**** Entries supplied ****

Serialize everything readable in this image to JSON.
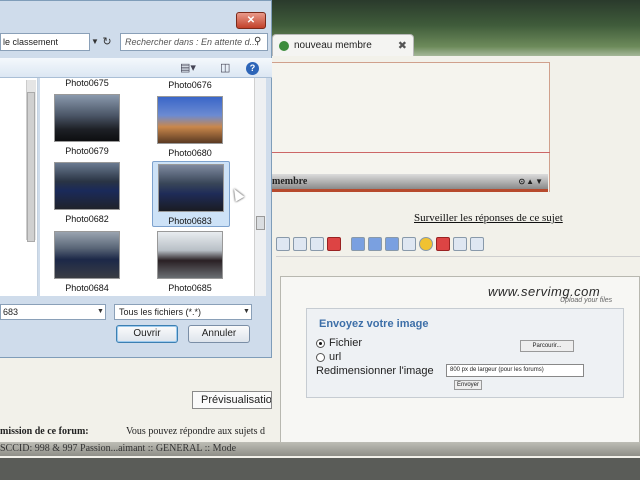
{
  "browser": {
    "tab_title": "nouveau membre",
    "tab_close": "✖"
  },
  "forum": {
    "membre_bar": "membre",
    "membre_arrows": "⊙▲▼",
    "watch_link": "Surveiller les réponses de ce sujet",
    "preview_button": "Prévisualisation",
    "permissions_title": "mission de ce forum:",
    "permissions_text": "Vous pouvez répondre aux sujets d",
    "breadcrumb": "SCCID: 998 & 997 Passion...aimant :: GENERAL :: Mode"
  },
  "upload": {
    "logo": "www.servimg.com",
    "logo_sub": "Upload your files",
    "title": "Envoyez votre image",
    "option_file": "Fichier",
    "option_url": "url",
    "browse_button": "Parcourir...",
    "resize_label": "Redimensionner l'image",
    "resize_value": "800 px de largeur (pour les forums)",
    "send_button": "Envoyer"
  },
  "dialog": {
    "close": "✕",
    "address": "le classement",
    "search_placeholder": "Rechercher dans : En attente d...",
    "filename": "683",
    "filter": "Tous les fichiers (*.*)",
    "open_button": "Ouvrir",
    "cancel_button": "Annuler",
    "help": "?",
    "files": [
      {
        "label": "Photo0675"
      },
      {
        "label": "Photo0676"
      },
      {
        "label": "Photo0679"
      },
      {
        "label": "Photo0680"
      },
      {
        "label": "Photo0682"
      },
      {
        "label": "Photo0683"
      },
      {
        "label": "Photo0684"
      },
      {
        "label": "Photo0685"
      }
    ]
  },
  "colors": {
    "dialog_bg": "#cfdceb",
    "selection": "#cde2f7",
    "upload_title": "#3d6fa8",
    "close_red": "#c2412a"
  }
}
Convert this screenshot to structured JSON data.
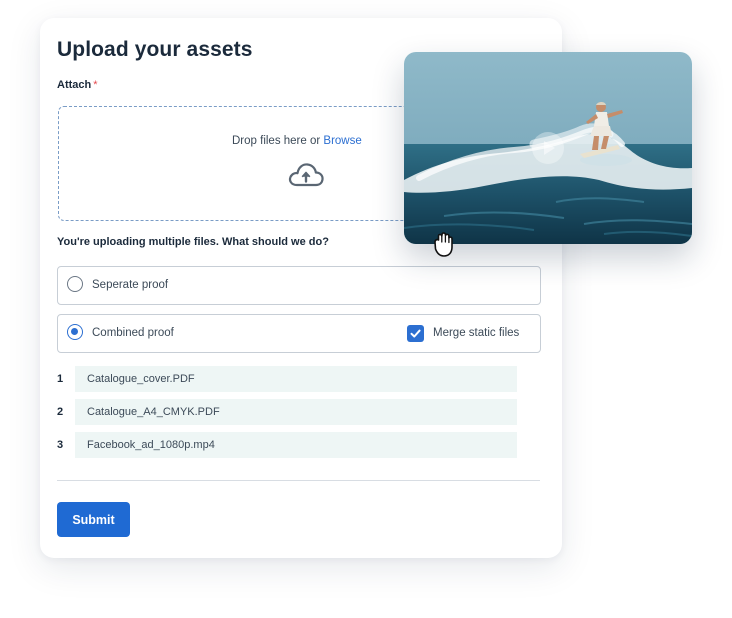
{
  "form": {
    "title": "Upload your assets",
    "attach_label": "Attach",
    "required_mark": "*",
    "dropzone": {
      "text": "Drop files here or ",
      "browse_link": "Browse",
      "icon": "cloud-upload-icon"
    },
    "question": "You're uploading multiple files. What should we do?",
    "options": [
      {
        "label": "Seperate proof",
        "selected": false
      },
      {
        "label": "Combined proof",
        "selected": true
      }
    ],
    "merge_checkbox": {
      "label": "Merge static files",
      "checked": true
    },
    "files": [
      {
        "index": "1",
        "name": "Catalogue_cover.PDF"
      },
      {
        "index": "2",
        "name": "Catalogue_A4_CMYK.PDF"
      },
      {
        "index": "3",
        "name": "Facebook_ad_1080p.mp4"
      }
    ],
    "submit_label": "Submit"
  },
  "preview": {
    "icons": [
      "play-icon"
    ],
    "cursor": "grab-hand-icon"
  },
  "colors": {
    "accent": "#1f6ad3",
    "link": "#2c6fd1",
    "file_row_bg": "#eef6f5",
    "required": "#e5484d"
  }
}
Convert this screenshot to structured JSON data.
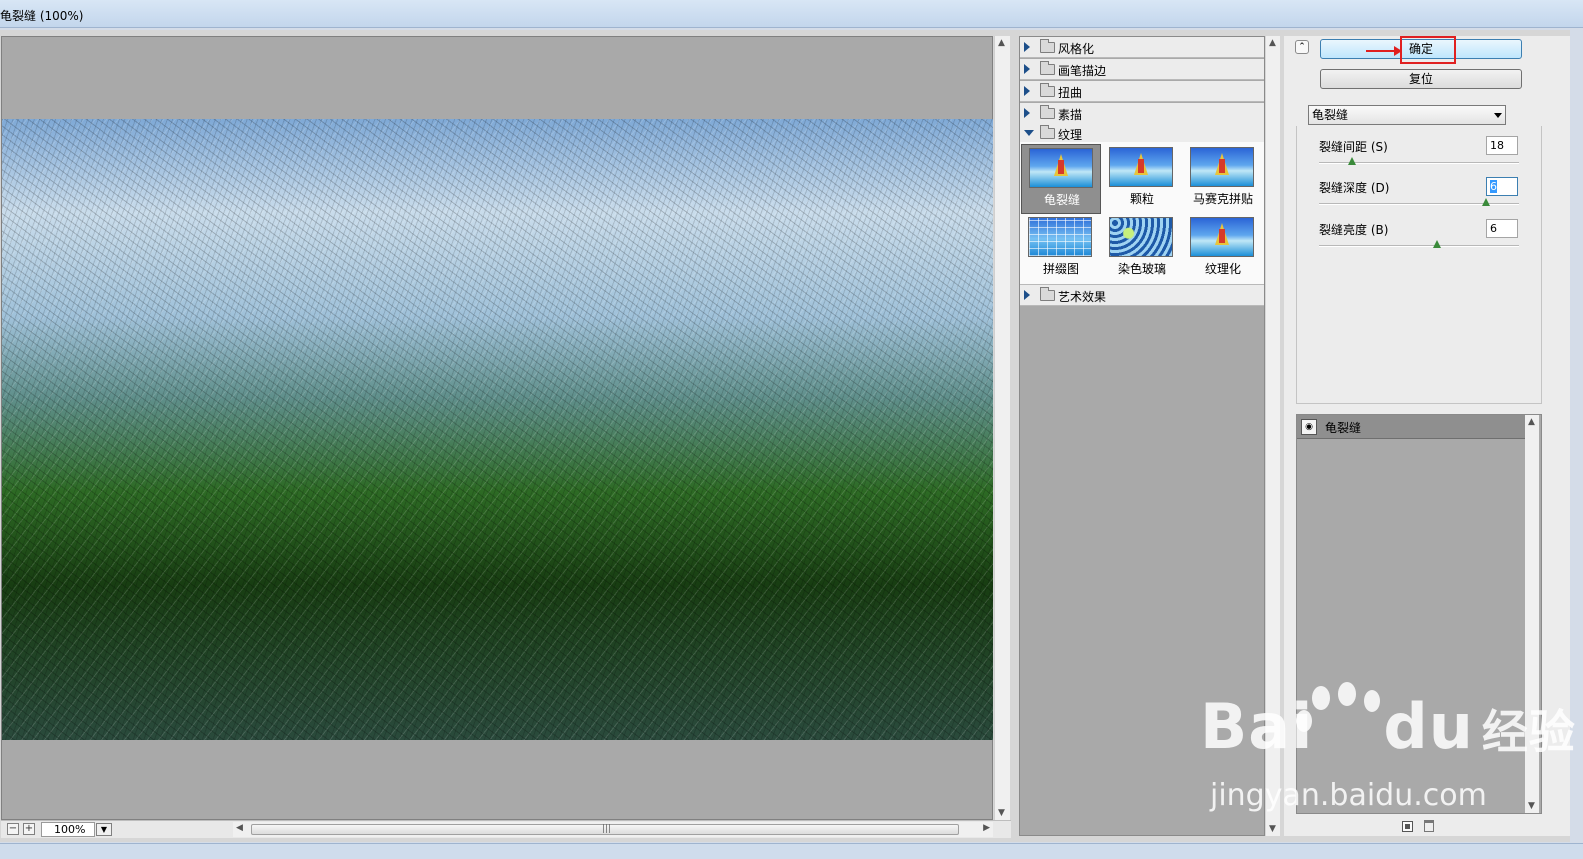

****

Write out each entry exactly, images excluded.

Response to this task
Serialize everything readable in this image to JSON.
{
  "browser": {
    "tab_title": "nouveau membre",
    "tab_close": "✖"
  },
  "forum": {
    "membre_bar": "membre",
    "membre_arrows": "⊙▲▼",
    "watch_link": "Surveiller les réponses de ce sujet",
    "preview_button": "Prévisualisation",
    "permissions_title": "mission de ce forum:",
    "permissions_text": "Vous pouvez répondre aux sujets d",
    "breadcrumb": "SCCID: 998 & 997 Passion...aimant :: GENERAL :: Mode"
  },
  "upload": {
    "logo": "www.servimg.com",
    "logo_sub": "Upload your files",
    "title": "Envoyez votre image",
    "option_file": "Fichier",
    "option_url": "url",
    "browse_button": "Parcourir...",
    "resize_label": "Redimensionner l'image",
    "resize_value": "800 px de largeur (pour les forums)",
    "send_button": "Envoyer"
  },
  "dialog": {
    "close": "✕",
    "address": "le classement",
    "search_placeholder": "Rechercher dans : En attente d...",
    "filename": "683",
    "filter": "Tous les fichiers (*.*)",
    "open_button": "Ouvrir",
    "cancel_button": "Annuler",
    "help": "?",
    "files": [
      {
        "label": "Photo0675"
      },
      {
        "label": "Photo0676"
      },
      {
        "label": "Photo0679"
      },
      {
        "label": "Photo0680"
      },
      {
        "label": "Photo0682"
      },
      {
        "label": "Photo0683"
      },
      {
        "label": "Photo0684"
      },
      {
        "label": "Photo0685"
      }
    ]
  },
  "colors": {
    "dialog_bg": "#cfdceb",
    "selection": "#cde2f7",
    "upload_title": "#3d6fa8",
    "close_red": "#c2412a"
  }
}
Convert this screenshot to structured JSON data.
{
  "form": {
    "title": "Upload your assets",
    "attach_label": "Attach",
    "required_mark": "*",
    "dropzone": {
      "text": "Drop files here or ",
      "browse_link": "Browse",
      "icon": "cloud-upload-icon"
    },
    "question": "You're uploading multiple files. What should we do?",
    "options": [
      {
        "label": "Seperate proof",
        "selected": false
      },
      {
        "label": "Combined proof",
        "selected": true
      }
    ],
    "merge_checkbox": {
      "label": "Merge static files",
      "checked": true
    },
    "files": [
      {
        "index": "1",
        "name": "Catalogue_cover.PDF"
      },
      {
        "index": "2",
        "name": "Catalogue_A4_CMYK.PDF"
      },
      {
        "index": "3",
        "name": "Facebook_ad_1080p.mp4"
      }
    ],
    "submit_label": "Submit"
  },
  "preview": {
    "icons": [
      "play-icon"
    ],
    "cursor": "grab-hand-icon"
  },
  "colors": {
    "accent": "#1f6ad3",
    "link": "#2c6fd1",
    "file_row_bg": "#eef6f5",
    "required": "#e5484d"
  }
}
Convert this screenshot to structured JSON data.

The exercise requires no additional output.